Saved data entries:
---

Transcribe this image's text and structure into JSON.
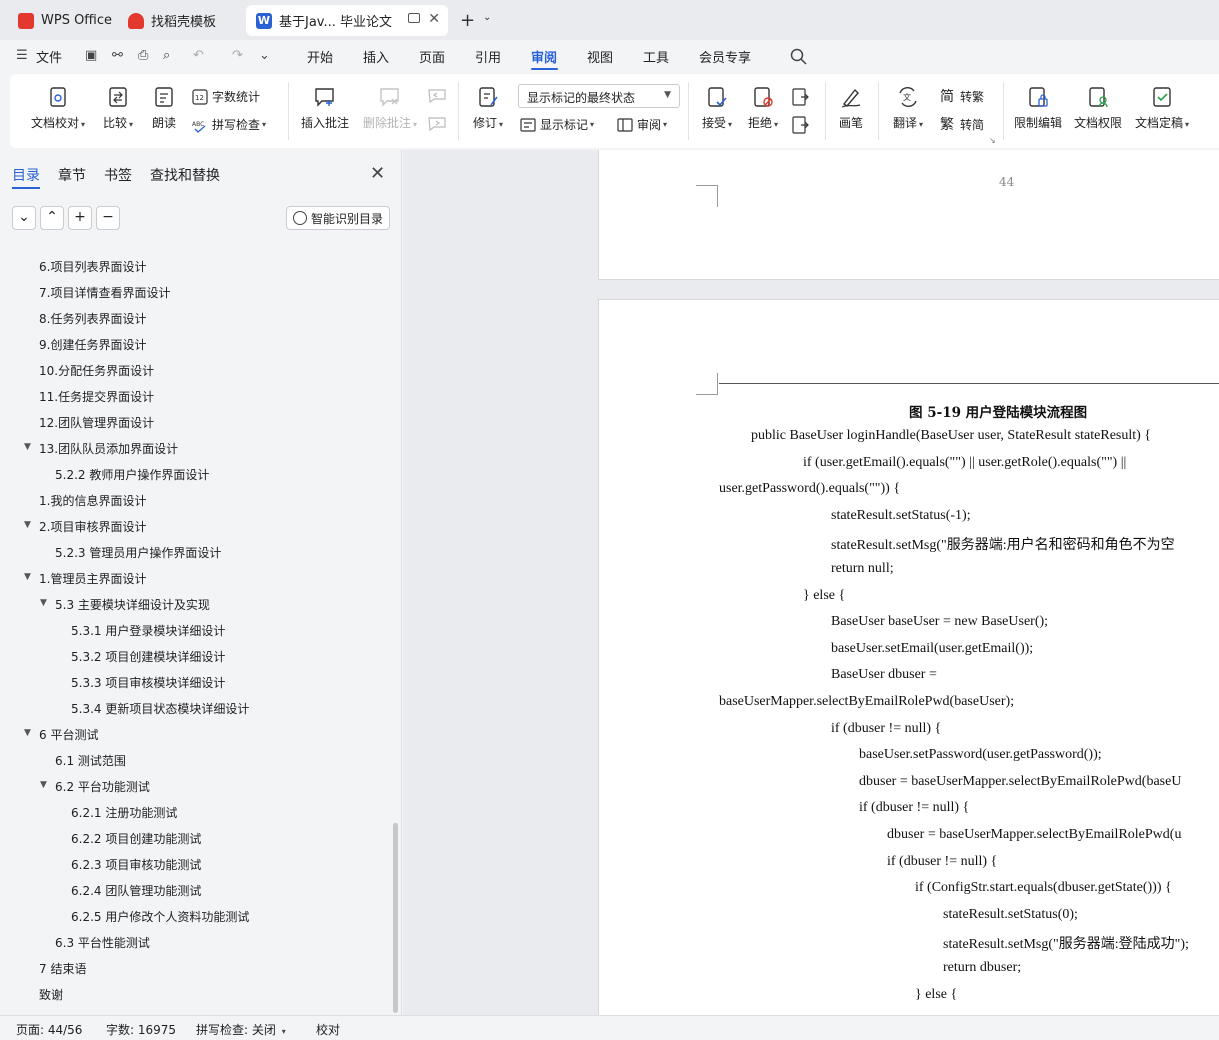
{
  "tabs": [
    {
      "label": "WPS Office",
      "color": "#e2382d"
    },
    {
      "label": "找稻壳模板",
      "color": "#e2382d"
    },
    {
      "label": "基于Jav... 毕业论文",
      "color": "#2a62d6"
    }
  ],
  "menu": {
    "file": "文件",
    "items": [
      "开始",
      "插入",
      "页面",
      "引用",
      "审阅",
      "视图",
      "工具",
      "会员专享"
    ],
    "active": "审阅"
  },
  "ribbon": {
    "doc_check": "文档校对",
    "compare": "比较",
    "read_aloud": "朗读",
    "word_count": "字数统计",
    "spell_check": "拼写检查",
    "insert_comment": "插入批注",
    "delete_comment": "删除批注",
    "revise": "修订",
    "markup_state": "显示标记的最终状态",
    "show_markup": "显示标记",
    "review": "审阅",
    "accept": "接受",
    "reject": "拒绝",
    "pen": "画笔",
    "translate": "翻译",
    "to_traditional": "转繁",
    "to_simplified": "转简",
    "restrict_edit": "限制编辑",
    "doc_permission": "文档权限",
    "doc_finalize": "文档定稿"
  },
  "sidebar": {
    "tabs": [
      "目录",
      "章节",
      "书签",
      "查找和替换"
    ],
    "smart_toc": "智能识别目录",
    "toc": [
      {
        "label": "6.项目列表界面设计",
        "level": 1,
        "caret": false
      },
      {
        "label": "7.项目详情查看界面设计",
        "level": 1,
        "caret": false
      },
      {
        "label": "8.任务列表界面设计",
        "level": 1,
        "caret": false
      },
      {
        "label": "9.创建任务界面设计",
        "level": 1,
        "caret": false
      },
      {
        "label": "10.分配任务界面设计",
        "level": 1,
        "caret": false
      },
      {
        "label": "11.任务提交界面设计",
        "level": 1,
        "caret": false
      },
      {
        "label": "12.团队管理界面设计",
        "level": 1,
        "caret": false
      },
      {
        "label": "13.团队队员添加界面设计",
        "level": 1,
        "caret": true
      },
      {
        "label": "5.2.2  教师用户操作界面设计",
        "level": 2,
        "caret": false
      },
      {
        "label": "1.我的信息界面设计",
        "level": 1,
        "caret": false
      },
      {
        "label": "2.项目审核界面设计",
        "level": 1,
        "caret": true
      },
      {
        "label": "5.2.3  管理员用户操作界面设计",
        "level": 2,
        "caret": false
      },
      {
        "label": "1.管理员主界面设计",
        "level": 1,
        "caret": true
      },
      {
        "label": "5.3  主要模块详细设计及实现",
        "level": 2,
        "caret": true
      },
      {
        "label": "5.3.1  用户登录模块详细设计",
        "level": 3,
        "caret": false
      },
      {
        "label": "5.3.2  项目创建模块详细设计",
        "level": 3,
        "caret": false
      },
      {
        "label": "5.3.3  项目审核模块详细设计",
        "level": 3,
        "caret": false
      },
      {
        "label": "5.3.4  更新项目状态模块详细设计",
        "level": 3,
        "caret": false
      },
      {
        "label": "6  平台测试",
        "level": 1,
        "caret": true
      },
      {
        "label": "6.1  测试范围",
        "level": 2,
        "caret": false
      },
      {
        "label": "6.2  平台功能测试",
        "level": 2,
        "caret": true
      },
      {
        "label": "6.2.1  注册功能测试",
        "level": 3,
        "caret": false
      },
      {
        "label": "6.2.2  项目创建功能测试",
        "level": 3,
        "caret": false
      },
      {
        "label": "6.2.3  项目审核功能测试",
        "level": 3,
        "caret": false
      },
      {
        "label": "6.2.4  团队管理功能测试",
        "level": 3,
        "caret": false
      },
      {
        "label": "6.2.5  用户修改个人资料功能测试",
        "level": 3,
        "caret": false
      },
      {
        "label": "6.3  平台性能测试",
        "level": 2,
        "caret": false
      },
      {
        "label": "7  结束语",
        "level": 1,
        "caret": false
      },
      {
        "label": "致谢",
        "level": 1,
        "caret": false
      }
    ]
  },
  "document": {
    "page_number": "44",
    "figure_title": "图 5-19 用户登陆模块流程图",
    "code_lines": [
      {
        "text": "public BaseUser loginHandle(BaseUser user, StateResult stateResult) {",
        "indent": 1
      },
      {
        "text": "if (user.getEmail().equals(\"\") || user.getRole().equals(\"\") ||",
        "indent": 3
      },
      {
        "text": "user.getPassword().equals(\"\")) {",
        "indent": 0
      },
      {
        "text": "stateResult.setStatus(-1);",
        "indent": 4
      },
      {
        "text": "stateResult.setMsg(\"服务器端:用户名和密码和角色不为空",
        "indent": 4
      },
      {
        "text": "return null;",
        "indent": 4
      },
      {
        "text": "} else {",
        "indent": 3
      },
      {
        "text": "BaseUser baseUser = new BaseUser();",
        "indent": 4
      },
      {
        "text": "baseUser.setEmail(user.getEmail());",
        "indent": 4
      },
      {
        "text": "BaseUser dbuser =",
        "indent": 4
      },
      {
        "text": "baseUserMapper.selectByEmailRolePwd(baseUser);",
        "indent": 0
      },
      {
        "text": "if (dbuser != null) {",
        "indent": 4
      },
      {
        "text": "baseUser.setPassword(user.getPassword());",
        "indent": 5
      },
      {
        "text": "dbuser = baseUserMapper.selectByEmailRolePwd(baseU",
        "indent": 5
      },
      {
        "text": "if (dbuser != null) {",
        "indent": 5
      },
      {
        "text": "dbuser = baseUserMapper.selectByEmailRolePwd(u",
        "indent": 6
      },
      {
        "text": "if (dbuser != null) {",
        "indent": 6
      },
      {
        "text": "if (ConfigStr.start.equals(dbuser.getState())) {",
        "indent": 7
      },
      {
        "text": "stateResult.setStatus(0);",
        "indent": 8
      },
      {
        "text": "stateResult.setMsg(\"服务器端:登陆成功\");",
        "indent": 8
      },
      {
        "text": "return dbuser;",
        "indent": 8
      },
      {
        "text": "} else {",
        "indent": 7
      }
    ]
  },
  "statusbar": {
    "page": "页面: 44/56",
    "words": "字数: 16975",
    "spell": "拼写检查: 关闭",
    "proof": "校对"
  },
  "colors": {
    "accent": "#2a62d6",
    "wps_red": "#e2382d"
  }
}
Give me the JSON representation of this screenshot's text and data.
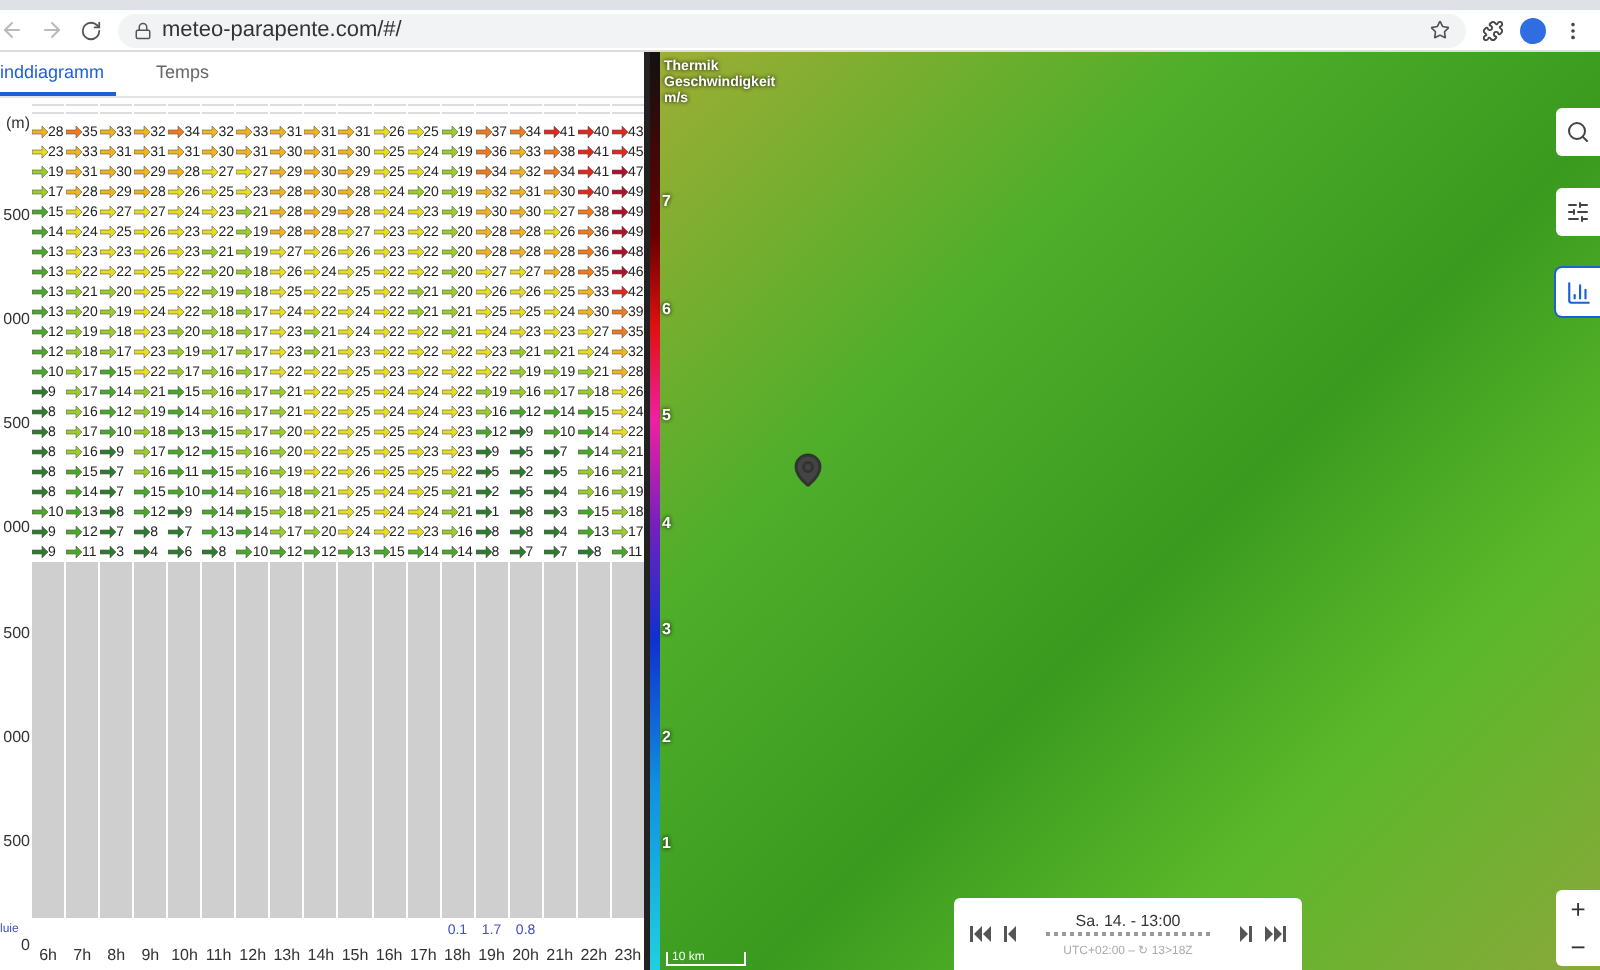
{
  "browser": {
    "url": "meteo-parapente.com/#/"
  },
  "tabs": [
    {
      "label": "inddiagramm",
      "selected": true
    },
    {
      "label": "Temps",
      "selected": false
    }
  ],
  "wind_diagram": {
    "axis_labels": [
      "(m)",
      "500",
      "000",
      "500",
      "000",
      "500",
      "000",
      "500",
      "0"
    ],
    "rows": [
      [
        "28",
        "35",
        "33",
        "32",
        "34",
        "32",
        "33",
        "31",
        "31",
        "31",
        "26",
        "25",
        "19",
        "37",
        "34",
        "41",
        "40",
        "43"
      ],
      [
        "23",
        "33",
        "31",
        "31",
        "31",
        "30",
        "31",
        "30",
        "31",
        "30",
        "25",
        "24",
        "19",
        "36",
        "33",
        "38",
        "41",
        "45"
      ],
      [
        "19",
        "31",
        "30",
        "29",
        "28",
        "27",
        "27",
        "29",
        "30",
        "29",
        "25",
        "24",
        "19",
        "34",
        "32",
        "34",
        "41",
        "47"
      ],
      [
        "17",
        "28",
        "29",
        "28",
        "26",
        "25",
        "23",
        "28",
        "30",
        "28",
        "24",
        "20",
        "19",
        "32",
        "31",
        "30",
        "40",
        "49"
      ],
      [
        "15",
        "26",
        "27",
        "27",
        "24",
        "23",
        "21",
        "28",
        "29",
        "28",
        "24",
        "23",
        "19",
        "30",
        "30",
        "27",
        "38",
        "49"
      ],
      [
        "14",
        "24",
        "25",
        "26",
        "23",
        "22",
        "19",
        "28",
        "28",
        "27",
        "23",
        "22",
        "20",
        "28",
        "28",
        "26",
        "36",
        "49"
      ],
      [
        "13",
        "23",
        "23",
        "26",
        "23",
        "21",
        "19",
        "27",
        "26",
        "26",
        "23",
        "22",
        "20",
        "28",
        "28",
        "28",
        "36",
        "48"
      ],
      [
        "13",
        "22",
        "22",
        "25",
        "22",
        "20",
        "18",
        "26",
        "24",
        "25",
        "22",
        "22",
        "20",
        "27",
        "27",
        "28",
        "35",
        "46"
      ],
      [
        "13",
        "21",
        "20",
        "25",
        "22",
        "19",
        "18",
        "25",
        "22",
        "25",
        "22",
        "21",
        "20",
        "26",
        "26",
        "25",
        "33",
        "42"
      ],
      [
        "13",
        "20",
        "19",
        "24",
        "22",
        "18",
        "17",
        "24",
        "22",
        "24",
        "22",
        "21",
        "21",
        "25",
        "25",
        "24",
        "30",
        "39"
      ],
      [
        "12",
        "19",
        "18",
        "23",
        "20",
        "18",
        "17",
        "23",
        "21",
        "24",
        "22",
        "22",
        "21",
        "24",
        "23",
        "23",
        "27",
        "35"
      ],
      [
        "12",
        "18",
        "17",
        "23",
        "19",
        "17",
        "17",
        "23",
        "21",
        "23",
        "22",
        "22",
        "22",
        "23",
        "21",
        "21",
        "24",
        "32"
      ],
      [
        "10",
        "17",
        "15",
        "22",
        "17",
        "16",
        "17",
        "22",
        "22",
        "25",
        "23",
        "22",
        "22",
        "22",
        "19",
        "19",
        "21",
        "28"
      ],
      [
        "9",
        "17",
        "14",
        "21",
        "15",
        "16",
        "17",
        "21",
        "22",
        "25",
        "24",
        "24",
        "22",
        "19",
        "16",
        "17",
        "18",
        "26"
      ],
      [
        "8",
        "16",
        "12",
        "19",
        "14",
        "16",
        "17",
        "21",
        "22",
        "25",
        "24",
        "24",
        "23",
        "16",
        "12",
        "14",
        "15",
        "24"
      ],
      [
        "8",
        "17",
        "10",
        "18",
        "13",
        "15",
        "17",
        "20",
        "22",
        "25",
        "25",
        "24",
        "23",
        "12",
        "9",
        "10",
        "14",
        "22"
      ],
      [
        "8",
        "16",
        "9",
        "17",
        "12",
        "15",
        "16",
        "20",
        "22",
        "25",
        "25",
        "23",
        "23",
        "9",
        "5",
        "7",
        "14",
        "21"
      ],
      [
        "8",
        "15",
        "7",
        "16",
        "11",
        "15",
        "16",
        "19",
        "22",
        "26",
        "25",
        "25",
        "22",
        "5",
        "2",
        "5",
        "16",
        "21"
      ],
      [
        "8",
        "14",
        "7",
        "15",
        "10",
        "14",
        "16",
        "18",
        "21",
        "25",
        "24",
        "25",
        "21",
        "2",
        "5",
        "4",
        "16",
        "19"
      ],
      [
        "10",
        "13",
        "8",
        "12",
        "9",
        "14",
        "15",
        "18",
        "21",
        "25",
        "24",
        "24",
        "21",
        "1",
        "8",
        "3",
        "15",
        "18"
      ],
      [
        "9",
        "12",
        "7",
        "8",
        "7",
        "13",
        "14",
        "17",
        "20",
        "24",
        "22",
        "23",
        "16",
        "8",
        "8",
        "4",
        "13",
        "17"
      ],
      [
        "9",
        "11",
        "3",
        "4",
        "6",
        "8",
        "10",
        "12",
        "12",
        "13",
        "15",
        "14",
        "14",
        "8",
        "7",
        "7",
        "8",
        "11"
      ]
    ],
    "rain_label": "luie",
    "hours": [
      {
        "label": "6h"
      },
      {
        "label": "7h"
      },
      {
        "label": "8h"
      },
      {
        "label": "9h"
      },
      {
        "label": "10h"
      },
      {
        "label": "11h"
      },
      {
        "label": "12h"
      },
      {
        "label": "13h"
      },
      {
        "label": "14h"
      },
      {
        "label": "15h"
      },
      {
        "label": "16h"
      },
      {
        "label": "17h"
      },
      {
        "label": "18h",
        "rain": "0.1"
      },
      {
        "label": "19h",
        "rain": "1.7"
      },
      {
        "label": "20h",
        "rain": "0.8"
      },
      {
        "label": "21h"
      },
      {
        "label": "22h"
      },
      {
        "label": "23h"
      }
    ]
  },
  "map": {
    "legend": {
      "lines": [
        "Thermik",
        "Geschwindigkeit",
        "m/s"
      ],
      "scale": [
        "7",
        "6",
        "5",
        "4",
        "3",
        "2",
        "1"
      ]
    },
    "tools": [
      {
        "kind": "search",
        "selected": false
      },
      {
        "kind": "settings",
        "selected": false
      },
      {
        "kind": "chart",
        "selected": true
      }
    ],
    "time": {
      "label": "Sa. 14. - 13:00",
      "zone": "UTC+02:00 – ↻ 13>18Z"
    },
    "scale": "10 km",
    "zoom": [
      "+",
      "−"
    ]
  }
}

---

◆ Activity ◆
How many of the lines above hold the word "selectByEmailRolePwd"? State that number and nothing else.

◆ Response to the exercise ◆
3